How is friction produced?
Friction occurs when two solid or liquid objects come into contact through movement, this must be strong enough to overcome the resistance offered by the objects when rubbing.
- Friction on two types of surfaces
If the surfaces are uneven, the friction or rubbing will have more resistance to movement , it will be more difficult to move an object if the surface on which it must travel is rough.
The opposite happens if we need to move an object on a smooth surface. In this case the resistance to friction is minimal and the object will move very easily until the force of friction or friction stops it.
- Speed, weight and friction
The speed of the object will depend on the friction force and the mass of the object that we want to move. The heavier they are, the less speed they will have with the push and the friction force will be greater, because heavy objects have more friction.
The objects that are brushed undergo wear, in addition, the kinetic energy is transformed into heat and this is imperceptible, so the bodies that are rubbing produce heat and wear.
There are two types of friction: static and dynamic. Static friction is the one that is present before moving an object and keeps it subject, this force must be overcome so that there is movement or friction.
Dynamic friction is present in the displacement of objects and constantly opposes this while the object is moving. If the speed of the object is constant, the magnitude of the friction is also.
Dynamic friction is preceded by static friction. Hence there is a static friction (µͤ) and a dynamic friction (µͨ)
Examples of dynamic friction
If by dynamic friction it is understood that it is the permanent resistance force that exists between two moving bodies, the examples can be innumerable, since they occur in all objects that move in opposite directions.
- The friction force of the brakes of a moving car.
- Light a fire by rubbing sticks.
- Overcome the friction force when riding a bicycle
- Moving a baby’s car.
- Jogging to overcome the friction force of the wind.
- Boat trip.
- Ice skating
- The flight of an airplane
- The sliding of the hands between the hair
- Immerse yourself in the water.
- Brace to swim.
- Spin a rope.
- Throw a stone.
- The contact of the billiard balls and the lane.
- The propagation of the sound of the voice.
- The rotation of the earth
- Water circulation through pipes
- The movement of the waves of the sea
- The route of the river waters
- Drive a nail into wall, wood, etc.
- Jump, jump go.
- Wringing clothes while washing

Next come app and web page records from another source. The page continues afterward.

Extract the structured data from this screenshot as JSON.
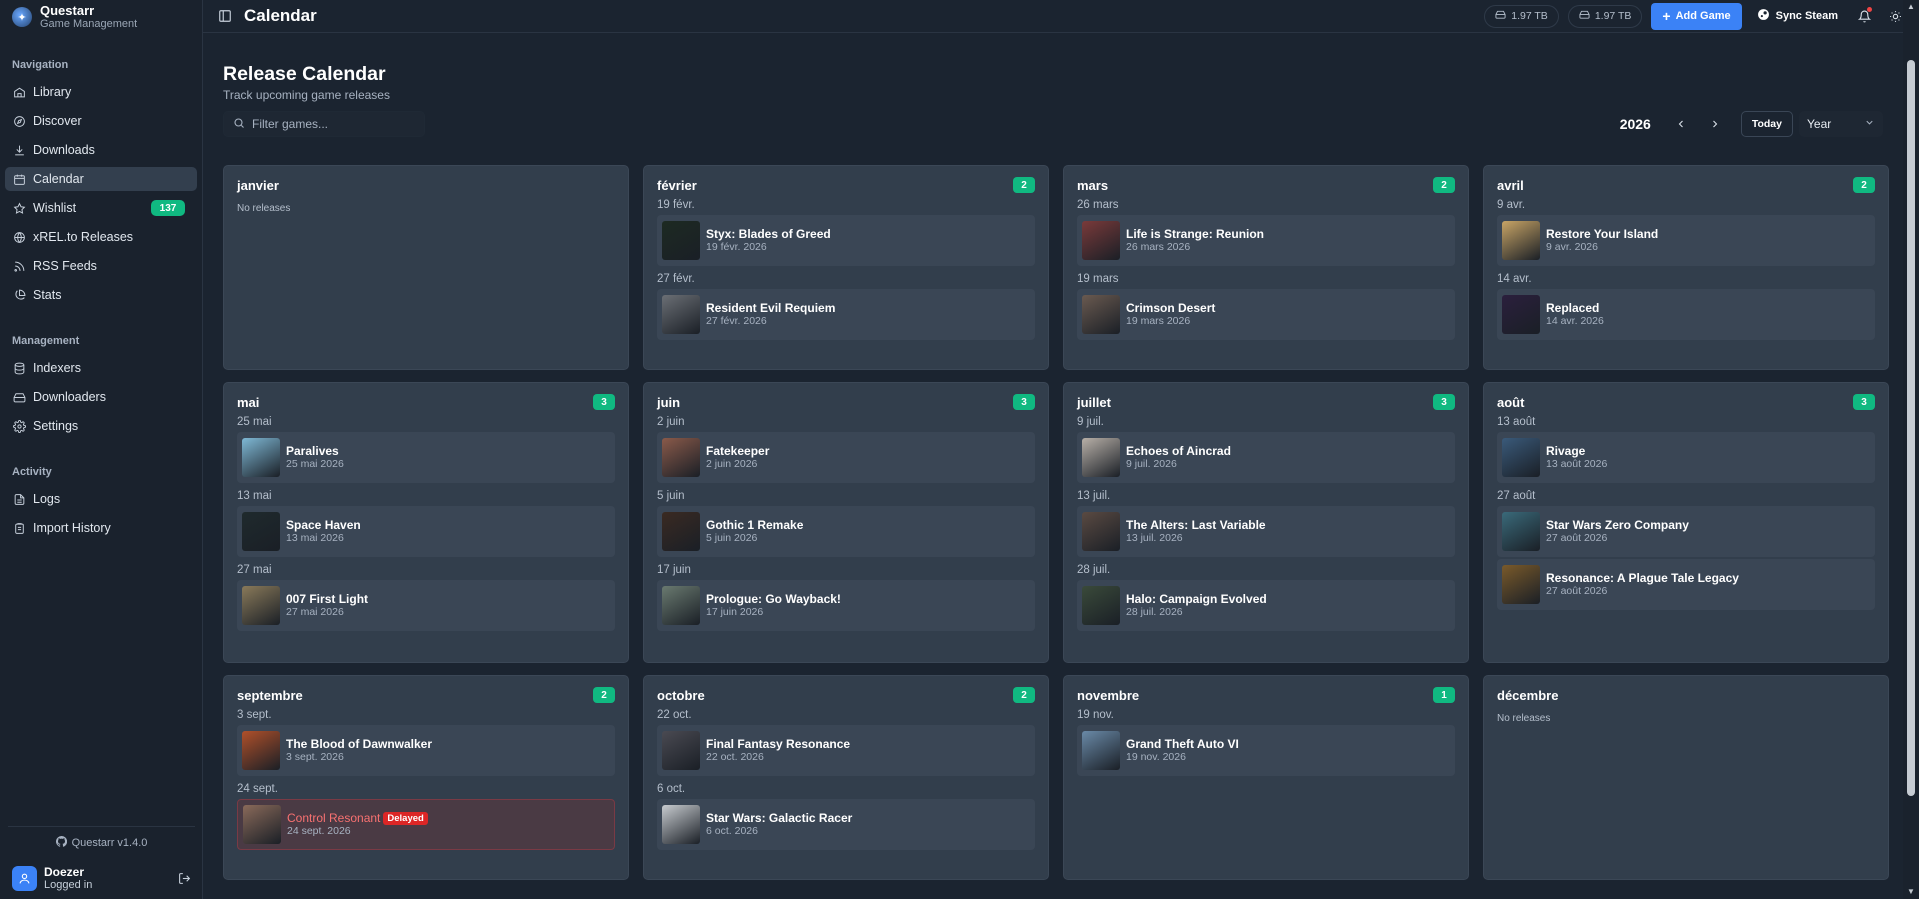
{
  "app": {
    "name": "Questarr",
    "subtitle": "Game Management",
    "version": "Questarr v1.4.0"
  },
  "sidebar": {
    "navigation_heading": "Navigation",
    "navigation": [
      {
        "label": "Library",
        "icon": "library-icon"
      },
      {
        "label": "Discover",
        "icon": "compass-icon"
      },
      {
        "label": "Downloads",
        "icon": "download-icon"
      },
      {
        "label": "Calendar",
        "icon": "calendar-icon",
        "active": true
      },
      {
        "label": "Wishlist",
        "icon": "star-icon",
        "badge": "137"
      },
      {
        "label": "xREL.to Releases",
        "icon": "globe-icon"
      },
      {
        "label": "RSS Feeds",
        "icon": "rss-icon"
      },
      {
        "label": "Stats",
        "icon": "pie-chart-icon"
      }
    ],
    "management_heading": "Management",
    "management": [
      {
        "label": "Indexers",
        "icon": "database-icon"
      },
      {
        "label": "Downloaders",
        "icon": "hard-drive-icon"
      },
      {
        "label": "Settings",
        "icon": "gear-icon"
      }
    ],
    "activity_heading": "Activity",
    "activity": [
      {
        "label": "Logs",
        "icon": "file-text-icon"
      },
      {
        "label": "Import History",
        "icon": "clipboard-icon"
      }
    ],
    "user": {
      "name": "Doezer",
      "status": "Logged in"
    }
  },
  "topbar": {
    "title": "Calendar",
    "storage": [
      "1.97 TB",
      "1.97 TB"
    ],
    "add_game": "Add Game",
    "sync_steam": "Sync Steam"
  },
  "page": {
    "title": "Release Calendar",
    "subtitle": "Track upcoming game releases",
    "filter_placeholder": "Filter games...",
    "year": "2026",
    "today": "Today",
    "view": "Year"
  },
  "months": [
    {
      "name": "janvier",
      "count": "",
      "empty": "No releases",
      "groups": []
    },
    {
      "name": "février",
      "count": "2",
      "groups": [
        {
          "day": "19 févr.",
          "games": [
            {
              "title": "Styx: Blades of Greed",
              "date": "19 févr. 2026",
              "color": "#1d2a22"
            }
          ]
        },
        {
          "day": "27 févr.",
          "games": [
            {
              "title": "Resident Evil Requiem",
              "date": "27 févr. 2026",
              "color": "#6b6f75"
            }
          ]
        }
      ]
    },
    {
      "name": "mars",
      "count": "2",
      "groups": [
        {
          "day": "26 mars",
          "games": [
            {
              "title": "Life is Strange: Reunion",
              "date": "26 mars 2026",
              "color": "#7a3a3a"
            }
          ]
        },
        {
          "day": "19 mars",
          "games": [
            {
              "title": "Crimson Desert",
              "date": "19 mars 2026",
              "color": "#6a5a50"
            }
          ]
        }
      ]
    },
    {
      "name": "avril",
      "count": "2",
      "groups": [
        {
          "day": "9 avr.",
          "games": [
            {
              "title": "Restore Your Island",
              "date": "9 avr. 2026",
              "color": "#c9a566"
            }
          ]
        },
        {
          "day": "14 avr.",
          "games": [
            {
              "title": "Replaced",
              "date": "14 avr. 2026",
              "color": "#2b1f3d"
            }
          ]
        }
      ]
    },
    {
      "name": "mai",
      "count": "3",
      "groups": [
        {
          "day": "25 mai",
          "games": [
            {
              "title": "Paralives",
              "date": "25 mai 2026",
              "color": "#7fb9d6"
            }
          ]
        },
        {
          "day": "13 mai",
          "games": [
            {
              "title": "Space Haven",
              "date": "13 mai 2026",
              "color": "#1f2a2d"
            }
          ]
        },
        {
          "day": "27 mai",
          "games": [
            {
              "title": "007 First Light",
              "date": "27 mai 2026",
              "color": "#8a7a5a"
            }
          ]
        }
      ]
    },
    {
      "name": "juin",
      "count": "3",
      "groups": [
        {
          "day": "2 juin",
          "games": [
            {
              "title": "Fatekeeper",
              "date": "2 juin 2026",
              "color": "#8a5a4a"
            }
          ]
        },
        {
          "day": "5 juin",
          "games": [
            {
              "title": "Gothic 1 Remake",
              "date": "5 juin 2026",
              "color": "#3a2a22"
            }
          ]
        },
        {
          "day": "17 juin",
          "games": [
            {
              "title": "Prologue: Go Wayback!",
              "date": "17 juin 2026",
              "color": "#6a7a70"
            }
          ]
        }
      ]
    },
    {
      "name": "juillet",
      "count": "3",
      "groups": [
        {
          "day": "9 juil.",
          "games": [
            {
              "title": "Echoes of Aincrad",
              "date": "9 juil. 2026",
              "color": "#b8b0a8"
            }
          ]
        },
        {
          "day": "13 juil.",
          "games": [
            {
              "title": "The Alters: Last Variable",
              "date": "13 juil. 2026",
              "color": "#5a4a42"
            }
          ]
        },
        {
          "day": "28 juil.",
          "games": [
            {
              "title": "Halo: Campaign Evolved",
              "date": "28 juil. 2026",
              "color": "#3a4a3a"
            }
          ]
        }
      ]
    },
    {
      "name": "août",
      "count": "3",
      "groups": [
        {
          "day": "13 août",
          "games": [
            {
              "title": "Rivage",
              "date": "13 août 2026",
              "color": "#3a5a7a"
            }
          ]
        },
        {
          "day": "27 août",
          "games": [
            {
              "title": "Star Wars Zero Company",
              "date": "27 août 2026",
              "color": "#3a6a7a"
            },
            {
              "title": "Resonance: A Plague Tale Legacy",
              "date": "27 août 2026",
              "color": "#7a5a2a"
            }
          ]
        }
      ]
    },
    {
      "name": "septembre",
      "count": "2",
      "groups": [
        {
          "day": "3 sept.",
          "games": [
            {
              "title": "The Blood of Dawnwalker",
              "date": "3 sept. 2026",
              "color": "#b0502a"
            }
          ]
        },
        {
          "day": "24 sept.",
          "games": [
            {
              "title": "Control Resonant",
              "date": "24 sept. 2026",
              "color": "#8a6a5a",
              "delayed": true,
              "delayed_label": "Delayed"
            }
          ]
        }
      ]
    },
    {
      "name": "octobre",
      "count": "2",
      "groups": [
        {
          "day": "22 oct.",
          "games": [
            {
              "title": "Final Fantasy Resonance",
              "date": "22 oct. 2026",
              "color": "#4a4a52"
            }
          ]
        },
        {
          "day": "6 oct.",
          "games": [
            {
              "title": "Star Wars: Galactic Racer",
              "date": "6 oct. 2026",
              "color": "#c8ccd0"
            }
          ]
        }
      ]
    },
    {
      "name": "novembre",
      "count": "1",
      "groups": [
        {
          "day": "19 nov.",
          "games": [
            {
              "title": "Grand Theft Auto VI",
              "date": "19 nov. 2026",
              "color": "#6a8aa8"
            }
          ]
        }
      ]
    },
    {
      "name": "décembre",
      "count": "",
      "empty": "No releases",
      "groups": []
    }
  ]
}
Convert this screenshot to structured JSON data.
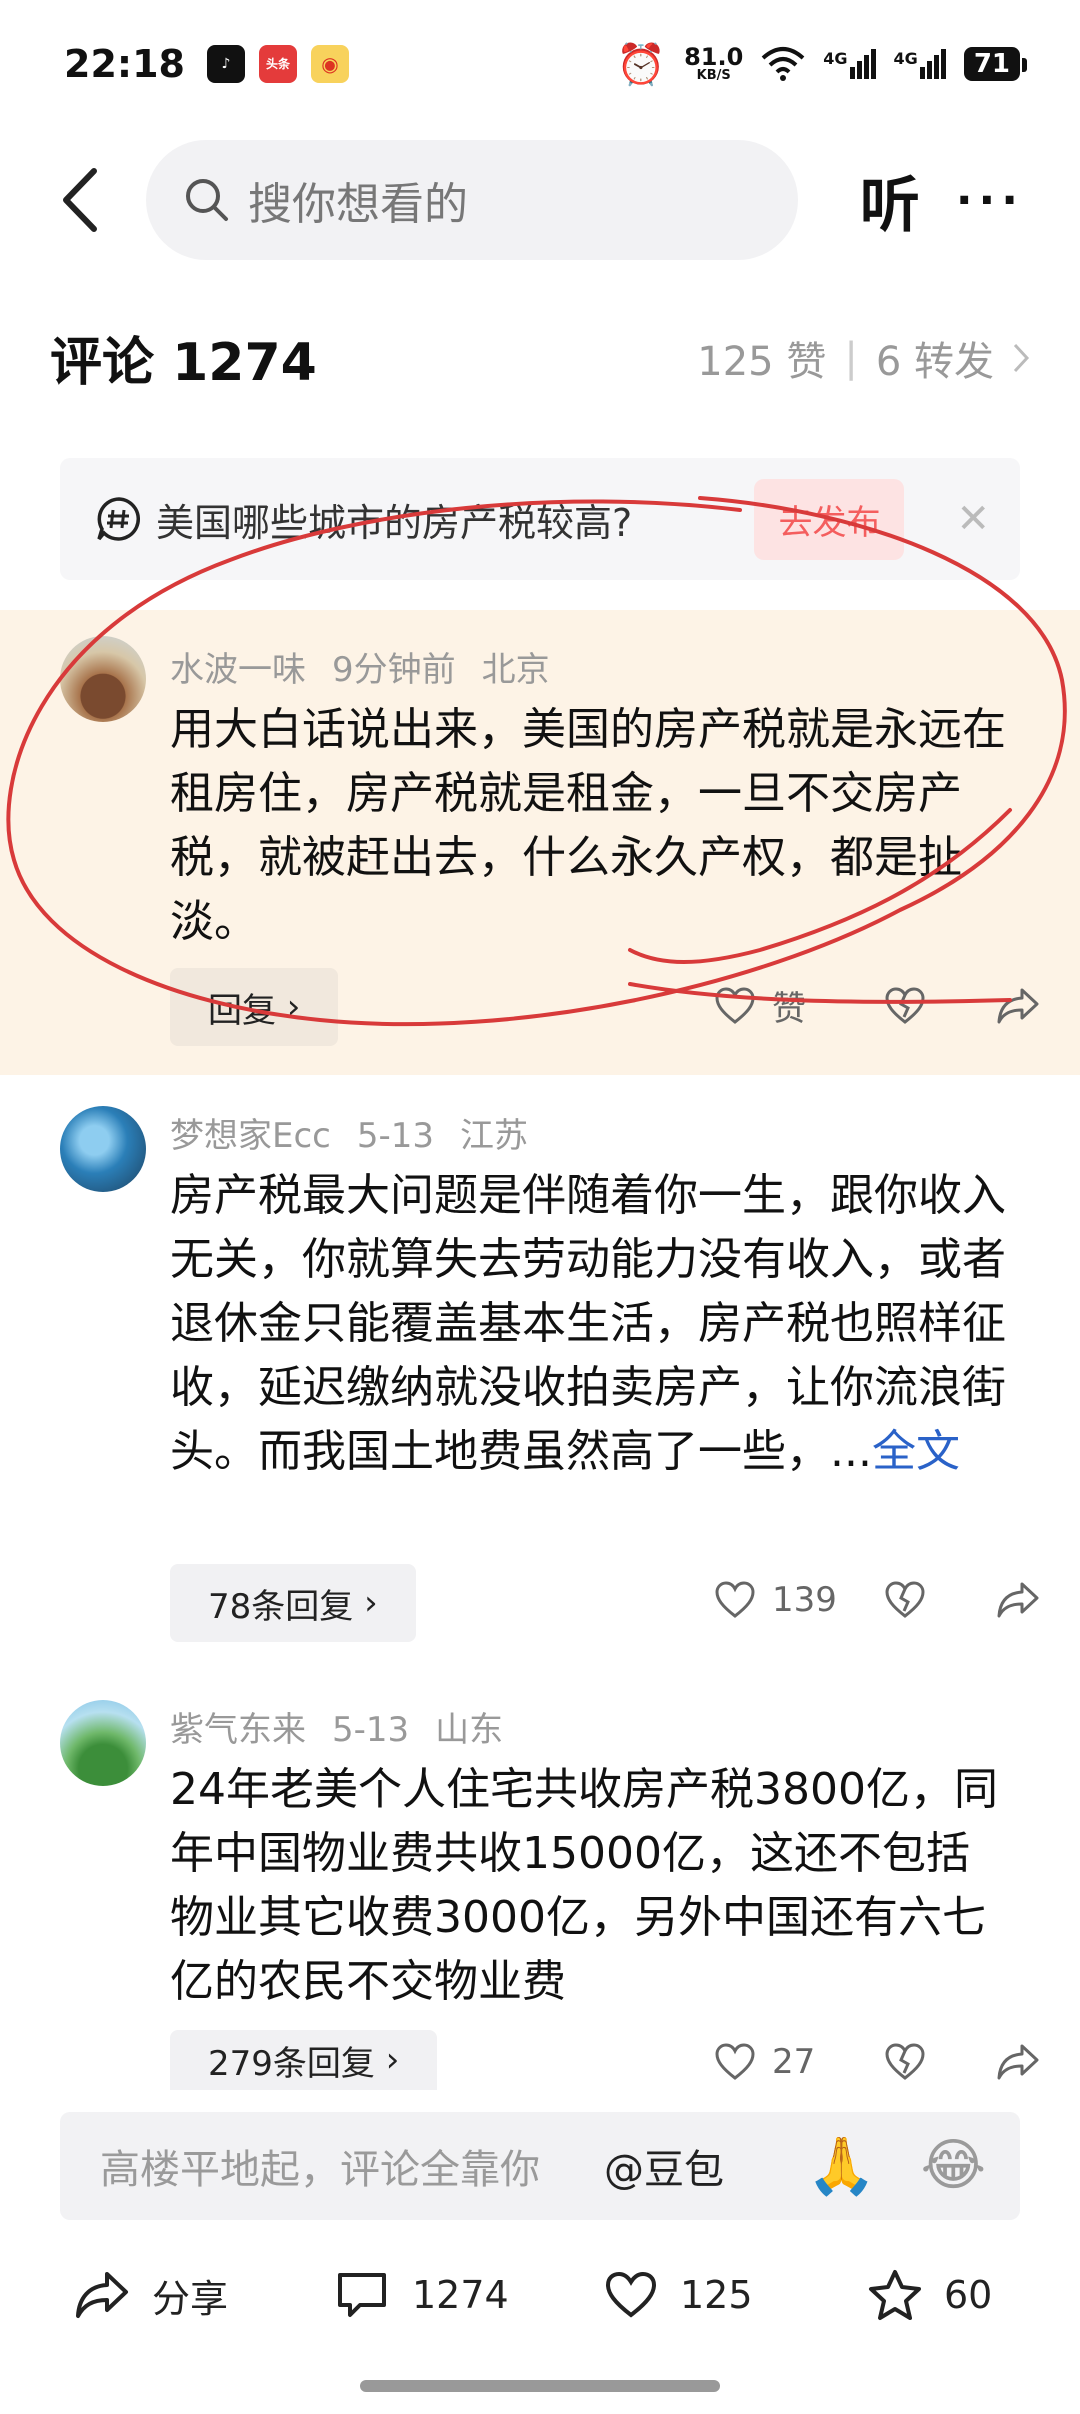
{
  "status": {
    "time": "22:18",
    "speed_value": "81.0",
    "speed_unit": "KB/S",
    "net1": "4G",
    "net2": "4G",
    "battery": "71"
  },
  "search": {
    "placeholder": "搜你想看的"
  },
  "header": {
    "listen": "听",
    "more": "···"
  },
  "comments_header": {
    "title": "评论 1274",
    "likes": "125 赞",
    "separator": "|",
    "shares": "6 转发"
  },
  "prompt": {
    "text": "美国哪些城市的房产税较高?",
    "button": "去发布"
  },
  "comments": [
    {
      "user": "水波一味",
      "time": "9分钟前",
      "location": "北京",
      "text": "用大白话说出来，美国的房产税就是永远在租房住，房产税就是租金，一旦不交房产税，就被赶出去，什么永久产权，都是扯淡。",
      "reply": "回复",
      "likes": "赞"
    },
    {
      "user": "梦想家Ecc",
      "time": "5-13",
      "location": "江苏",
      "text": "房产税最大问题是伴随着你一生，跟你收入无关，你就算失去劳动能力没有收入，或者退休金只能覆盖基本生活，房产税也照样征收，延迟缴纳就没收拍卖房产，让你流浪街头。而我国土地费虽然高了一些，...",
      "more": "全文",
      "reply": "78条回复",
      "likes": "139"
    },
    {
      "user": "紫气东来",
      "time": "5-13",
      "location": "山东",
      "text": "24年老美个人住宅共收房产税3800亿，同年中国物业费共收15000亿，这还不包括物业其它收费3000亿，另外中国还有六七亿的农民不交物业费",
      "reply": "279条回复",
      "likes": "27"
    }
  ],
  "input": {
    "placeholder": "高楼平地起，评论全靠你",
    "mention": "@豆包",
    "emoji1": "🙏",
    "emoji2": "😂"
  },
  "bottom_bar": {
    "share": "分享",
    "comments": "1274",
    "likes": "125",
    "favorites": "60"
  },
  "colors": {
    "highlight_bg": "#fdf3e6",
    "link": "#2a62c8",
    "accent": "#f45e5e",
    "annotation": "#d83a3a"
  }
}
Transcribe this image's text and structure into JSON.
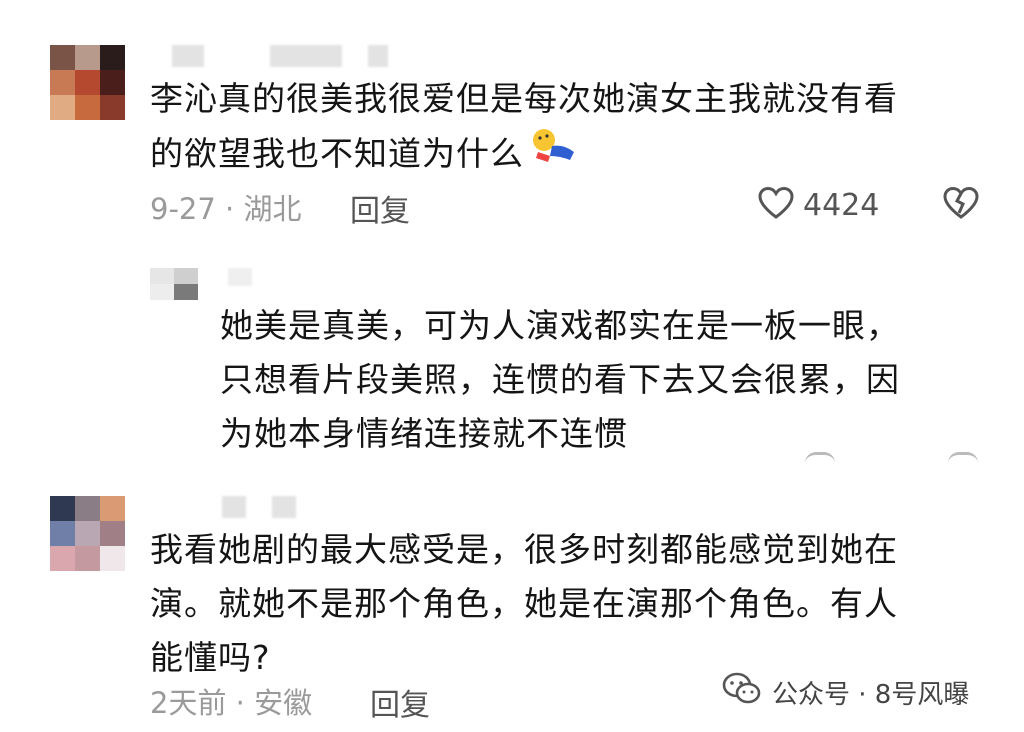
{
  "comment1": {
    "line1": "李沁真的很美我很爱但是每次她演女主我就没有看",
    "line2": "的欲望我也不知道为什么",
    "emoji": "face-lying-down-emoji",
    "date": "9-27",
    "location": "湖北",
    "reply_label": "回复",
    "like_count": "4424"
  },
  "reply1": {
    "line1": "她美是真美，可为人演戏都实在是一板一眼，",
    "line2": "只想看片段美照，连惯的看下去又会很累，因",
    "line3": "为她本身情绪连接就不连惯"
  },
  "comment2": {
    "line1": "我看她剧的最大感受是，很多时刻都能感觉到她在",
    "line2": "演。就她不是那个角色，她是在演那个角色。有人",
    "line3": "能懂吗?",
    "date": "2天前",
    "location": "安徽",
    "reply_label": "回复"
  },
  "watermark": {
    "label": "公众号 · 8号风曝"
  }
}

- Chop food
- Using a saw to cut trees
- Sweep the leaves from the garden
- Paint a wall
- Brush the hair
- Bend and extend the legs and arms
- Push an object to different sides
- Horse racing, greyhounds, cars, etc.